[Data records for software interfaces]
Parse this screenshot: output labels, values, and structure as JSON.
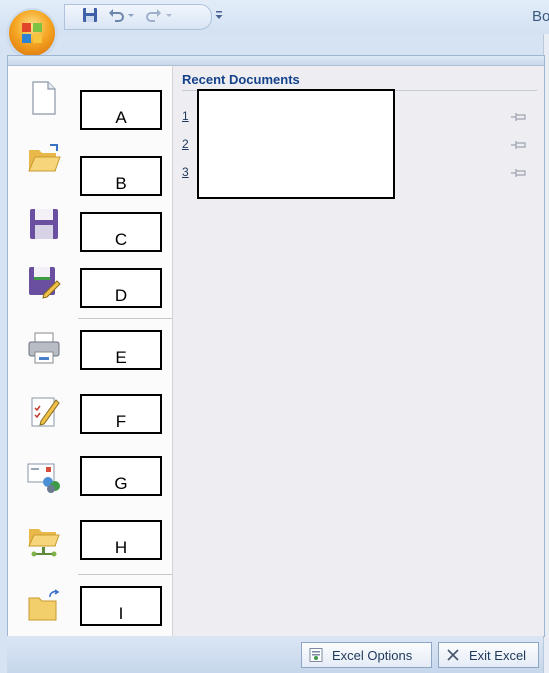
{
  "window": {
    "title_fragment": "Bo"
  },
  "quick_access_toolbar": {
    "icons": [
      "save-icon",
      "undo-icon",
      "redo-icon",
      "customize-dropdown-icon"
    ]
  },
  "office_button": {
    "icon": "office-logo-icon"
  },
  "menu": {
    "commands": [
      {
        "id": "new",
        "icon": "new-document-icon",
        "label": "A"
      },
      {
        "id": "open",
        "icon": "open-folder-icon",
        "label": "B"
      },
      {
        "id": "save",
        "icon": "save-disk-icon",
        "label": "C"
      },
      {
        "id": "save-as",
        "icon": "save-as-icon",
        "label": "D"
      },
      {
        "id": "print",
        "icon": "printer-icon",
        "label": "E"
      },
      {
        "id": "prepare",
        "icon": "prepare-document-icon",
        "label": "F"
      },
      {
        "id": "send",
        "icon": "send-icon",
        "label": "G"
      },
      {
        "id": "publish",
        "icon": "publish-folder-icon",
        "label": "H"
      },
      {
        "id": "close",
        "icon": "close-folder-icon",
        "label": "I"
      }
    ],
    "recent_documents": {
      "heading": "Recent Documents",
      "items": [
        {
          "number": "1",
          "pin_icon": "pin-icon"
        },
        {
          "number": "2",
          "pin_icon": "pin-icon"
        },
        {
          "number": "3",
          "pin_icon": "pin-icon"
        }
      ]
    }
  },
  "footer": {
    "options_label": "Excel Options",
    "exit_label": "Exit Excel"
  },
  "colors": {
    "accent_blue": "#15428b",
    "frame_blue": "#d6e3f3",
    "office_orange": "#f5a623"
  }
}
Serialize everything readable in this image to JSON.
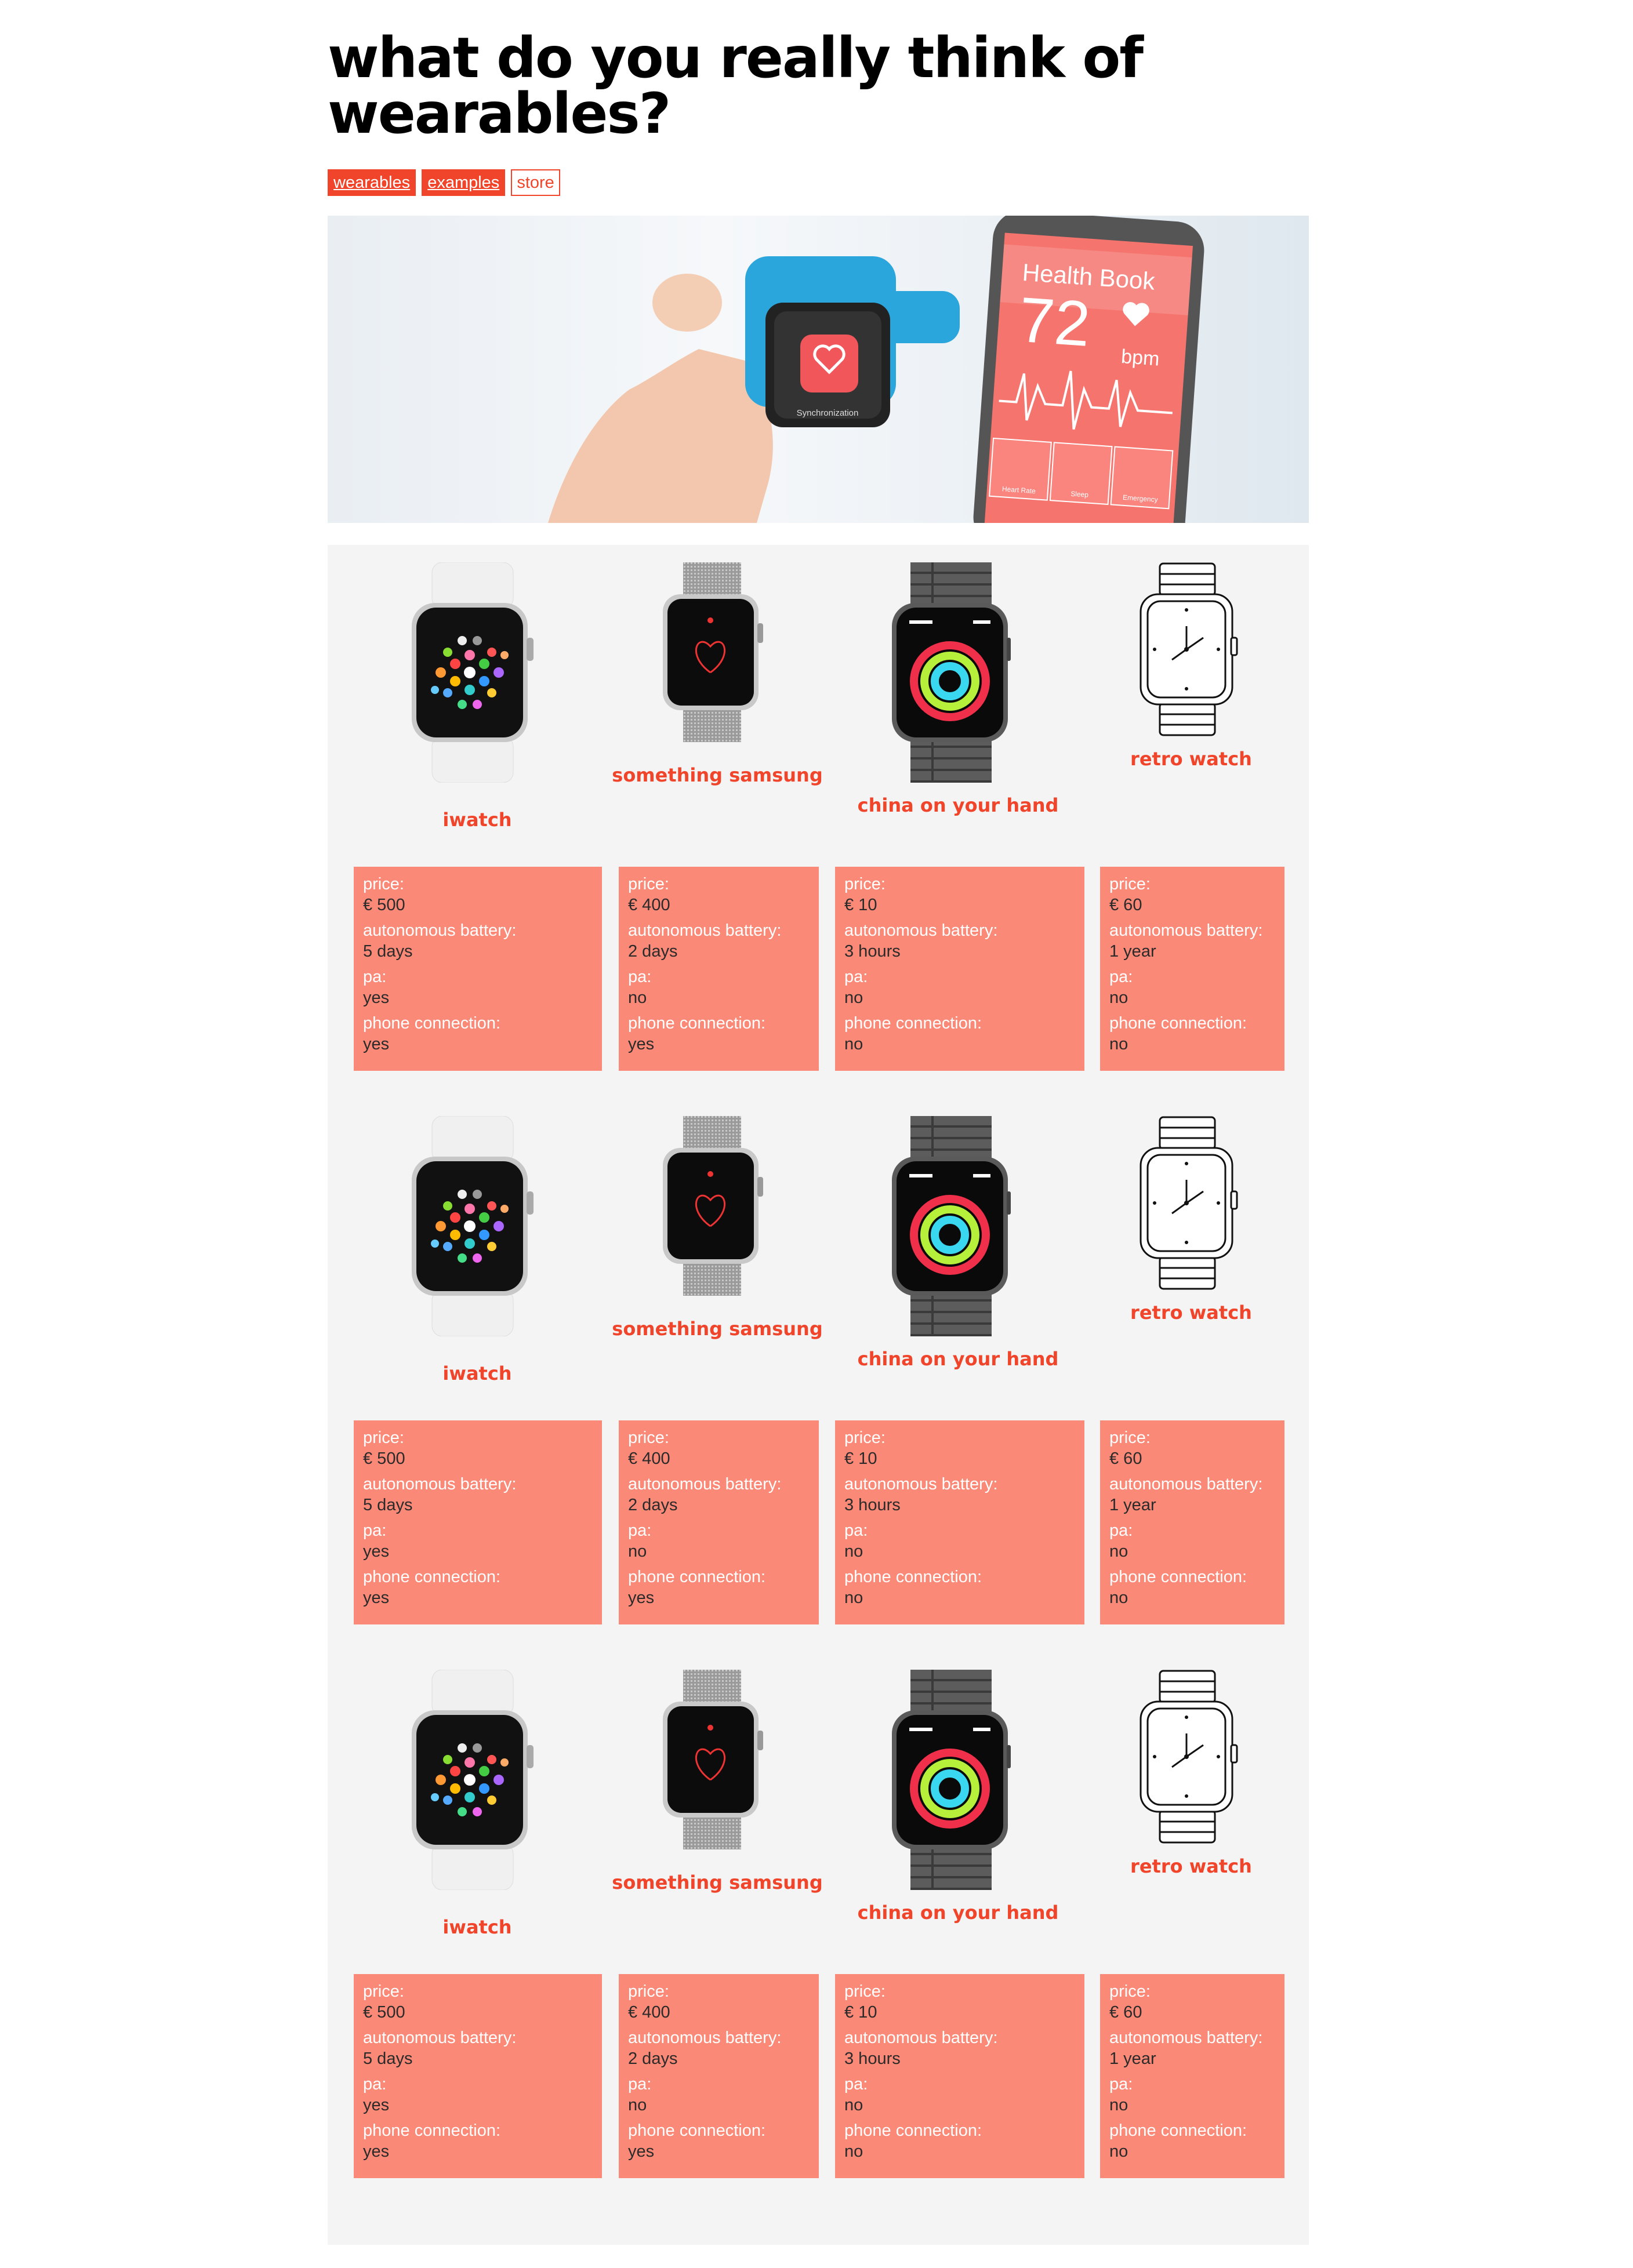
{
  "page": {
    "title_line1": "what do you really think of",
    "title_line2": "wearables?"
  },
  "tags": [
    {
      "label": "wearables",
      "style": "filled"
    },
    {
      "label": "examples",
      "style": "filled"
    },
    {
      "label": "store",
      "style": "outline"
    }
  ],
  "hero": {
    "watch_caption": "Synchronization",
    "phone_app_title": "Health Book",
    "phone_bpm_value": "72",
    "phone_bpm_unit": "bpm",
    "tiles": [
      "Heart Rate",
      "Sleep",
      "Emergency"
    ]
  },
  "spec_labels": {
    "price": "price:",
    "battery": "autonomous battery:",
    "pa": "pa:",
    "phone": "phone connection:"
  },
  "rows": [
    {
      "watches": [
        {
          "name": "iwatch",
          "price": "€ 500",
          "battery": "5 days",
          "pa": "yes",
          "phone": "yes"
        },
        {
          "name": "something samsung",
          "price": "€ 400",
          "battery": "2 days",
          "pa": "no",
          "phone": "yes"
        },
        {
          "name": "china on your hand",
          "price": "€ 10",
          "battery": "3 hours",
          "pa": "no",
          "phone": "no"
        },
        {
          "name": "retro watch",
          "price": "€ 60",
          "battery": "1 year",
          "pa": "no",
          "phone": "no"
        }
      ]
    },
    {
      "watches": [
        {
          "name": "iwatch",
          "price": "€ 500",
          "battery": "5 days",
          "pa": "yes",
          "phone": "yes"
        },
        {
          "name": "something samsung",
          "price": "€ 400",
          "battery": "2 days",
          "pa": "no",
          "phone": "yes"
        },
        {
          "name": "china on your hand",
          "price": "€ 10",
          "battery": "3 hours",
          "pa": "no",
          "phone": "no"
        },
        {
          "name": "retro watch",
          "price": "€ 60",
          "battery": "1 year",
          "pa": "no",
          "phone": "no"
        }
      ]
    },
    {
      "watches": [
        {
          "name": "iwatch",
          "price": "€ 500",
          "battery": "5 days",
          "pa": "yes",
          "phone": "yes"
        },
        {
          "name": "something samsung",
          "price": "€ 400",
          "battery": "2 days",
          "pa": "no",
          "phone": "yes"
        },
        {
          "name": "china on your hand",
          "price": "€ 10",
          "battery": "3 hours",
          "pa": "no",
          "phone": "no"
        },
        {
          "name": "retro watch",
          "price": "€ 60",
          "battery": "1 year",
          "pa": "no",
          "phone": "no"
        }
      ]
    }
  ],
  "colors": {
    "accent": "#f0452b",
    "spec_background": "#fa8977",
    "content_background": "#f4f4f4"
  }
}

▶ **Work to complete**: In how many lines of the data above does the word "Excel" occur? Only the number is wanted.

▶ **Answer to the problem**: 2